And never, not even once, did I feel lean enough. Every single program that I tried resembled the other. I would start out following the instructions perfectly. The pounds would drop off me in a dazzling, exciting rate. Then, a month or so later, I would start slacking off. Usually, still losing weight but at a slower rate. And then, after around 15 pounds lost, and a plateau, I would get fed up and quit. And those pounds? They would slide back to my body so unbelievably quickly that I suspect they just hung around my room, under my bed, waiting for our exciting reunion.

THE ADULT women who surrounded me growing up were never content with their appearance. The mere act of looking at their photos seemed agonizing. “My arms are hideous!” “I look like a whale!” and “Did you see my double chin here? It’s gross,” would be common reactions for a majority of my female family members looking at their own two-dimensional, printed representation.

Studies show that negative talks about dieting among family members, and especially mothers, have a strong relation to body image concerns and eating disorder behaviors in adolescent girls.

And my brilliant, kind, and beautiful professor of a mom was always bothered by her appearance. Perhaps she wanted to keep this suffering from me, believing that dieting properly as an adolescent would prevent me from being an overweight adult.

So, I learned a simple truth: being content with myself is not an option. We are doomed to cringe at the sights of our images reflecting in the mirrors.

FINDING LOVE was another major concern of mine. The idea that only one body type is capable and even worthy of being loved was rooted deep in me. And why wouldn’t it? Consider the role models presented to teenage girls. In the movies and TV, the male lead could be a funny, chubby, charming guy (I never liked the thin ones anyway). But the female lead – whether the sweet girl-next-door type, or the nerdy type, hiding her beauty beneath bracelets and curly hair, or the deep and sophisticated rebel – had to be thin. They will find love by the subtitles, don’t worry.

So, I had a deep, clear notion that I would end up alone. Why would anyone settle for me? And surprisingly, when I finally found my love, I wasn’t at all in one of my skinny periods. As it turns out, I didn’t need to change a single part of me to be loved. And neither do you.

“WHO IS the hero of heroes? The one who can restrain himself” is a well-known phrase in Israel. This idea, that being a hero is about having self-control and not caving in to desires, is a part of our ethos. But recently I learned that this phrase has an ending most people, including me up until recently, are not aware of. It goes like this: “Who is the hero of heroes? The one who can restrain himself… and some said: the one who makes his hater to his lover.” When I think of my journey, this sentence seems pretty ironic.

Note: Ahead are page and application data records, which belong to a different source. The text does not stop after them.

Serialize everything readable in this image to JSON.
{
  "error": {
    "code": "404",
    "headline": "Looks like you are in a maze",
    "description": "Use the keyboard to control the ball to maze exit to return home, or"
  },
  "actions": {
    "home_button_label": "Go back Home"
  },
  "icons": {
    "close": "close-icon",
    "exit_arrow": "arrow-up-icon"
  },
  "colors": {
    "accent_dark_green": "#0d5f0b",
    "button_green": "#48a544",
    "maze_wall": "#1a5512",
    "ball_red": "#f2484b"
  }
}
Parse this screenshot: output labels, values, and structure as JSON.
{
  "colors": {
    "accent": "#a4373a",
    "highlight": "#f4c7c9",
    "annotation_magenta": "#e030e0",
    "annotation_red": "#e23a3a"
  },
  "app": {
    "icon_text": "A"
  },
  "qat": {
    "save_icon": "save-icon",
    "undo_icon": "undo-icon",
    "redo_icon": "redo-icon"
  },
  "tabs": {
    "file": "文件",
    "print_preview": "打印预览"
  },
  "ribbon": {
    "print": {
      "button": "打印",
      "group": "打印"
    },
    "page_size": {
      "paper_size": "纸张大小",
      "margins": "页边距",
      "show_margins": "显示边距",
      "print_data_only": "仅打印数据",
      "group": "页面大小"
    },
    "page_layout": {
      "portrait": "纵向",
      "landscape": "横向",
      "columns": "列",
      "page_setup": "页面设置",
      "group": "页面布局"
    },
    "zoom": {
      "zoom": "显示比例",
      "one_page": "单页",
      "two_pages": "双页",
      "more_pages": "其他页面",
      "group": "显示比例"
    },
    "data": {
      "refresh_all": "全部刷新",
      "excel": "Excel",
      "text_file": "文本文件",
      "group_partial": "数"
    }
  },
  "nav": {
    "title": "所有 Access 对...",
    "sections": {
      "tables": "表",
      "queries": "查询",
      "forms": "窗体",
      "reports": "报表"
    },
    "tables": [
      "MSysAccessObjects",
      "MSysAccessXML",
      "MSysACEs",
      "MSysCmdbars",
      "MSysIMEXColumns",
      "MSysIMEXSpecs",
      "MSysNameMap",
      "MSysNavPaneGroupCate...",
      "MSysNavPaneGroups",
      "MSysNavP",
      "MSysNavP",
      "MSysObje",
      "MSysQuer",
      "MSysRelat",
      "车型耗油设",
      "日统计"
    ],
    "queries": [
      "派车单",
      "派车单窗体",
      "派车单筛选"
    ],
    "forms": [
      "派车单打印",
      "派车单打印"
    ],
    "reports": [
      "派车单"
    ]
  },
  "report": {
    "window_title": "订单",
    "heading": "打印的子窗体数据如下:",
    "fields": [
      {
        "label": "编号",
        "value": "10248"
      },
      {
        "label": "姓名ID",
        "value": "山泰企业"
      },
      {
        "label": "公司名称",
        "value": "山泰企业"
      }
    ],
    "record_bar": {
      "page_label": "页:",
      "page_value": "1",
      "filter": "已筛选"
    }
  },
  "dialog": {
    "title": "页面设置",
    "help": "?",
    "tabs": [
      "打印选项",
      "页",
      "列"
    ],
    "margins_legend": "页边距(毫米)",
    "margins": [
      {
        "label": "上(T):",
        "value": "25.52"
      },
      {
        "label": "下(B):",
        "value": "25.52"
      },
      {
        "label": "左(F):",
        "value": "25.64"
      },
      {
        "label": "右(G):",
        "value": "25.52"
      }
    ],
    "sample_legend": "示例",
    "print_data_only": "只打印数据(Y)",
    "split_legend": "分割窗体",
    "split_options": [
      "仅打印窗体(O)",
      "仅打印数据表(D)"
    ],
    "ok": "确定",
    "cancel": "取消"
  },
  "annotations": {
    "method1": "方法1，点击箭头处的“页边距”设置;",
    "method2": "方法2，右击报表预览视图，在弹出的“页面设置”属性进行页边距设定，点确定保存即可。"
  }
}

While trying to be a “hero” and being restrained, I hurt myself so much. It’s true, I wanted to be skinny like the others. But more than that, I believed that thinness itself is a virtue. Accepting the fact that obsessing over food just made everything worse, and that I have to learn to love myself now, and not one day when I’m thin and perfect, changed me.

So, excuse me for being cheesy, but I think that I am a heroine, for making myself from my hater to a lover. It’s been almost three years since I last went to a dietitian, a diet group, or a tough personal trainer. During that time, I bought clothes in colors other than black, considering new factors instead of “Does this make me look fat?”

I got married to the love of my life and didn’t lose a pound before the wedding, feeling beautiful in white. I became a mother to a beautiful boy. I got the courage to tell the people around me that I don’t want to hear any more comments about my weight or my eating habits, and that I don’t want to feel under inspection anymore.

The writer is a communications consultant at Debby Group and a Harvard Graduate School of Education alumna.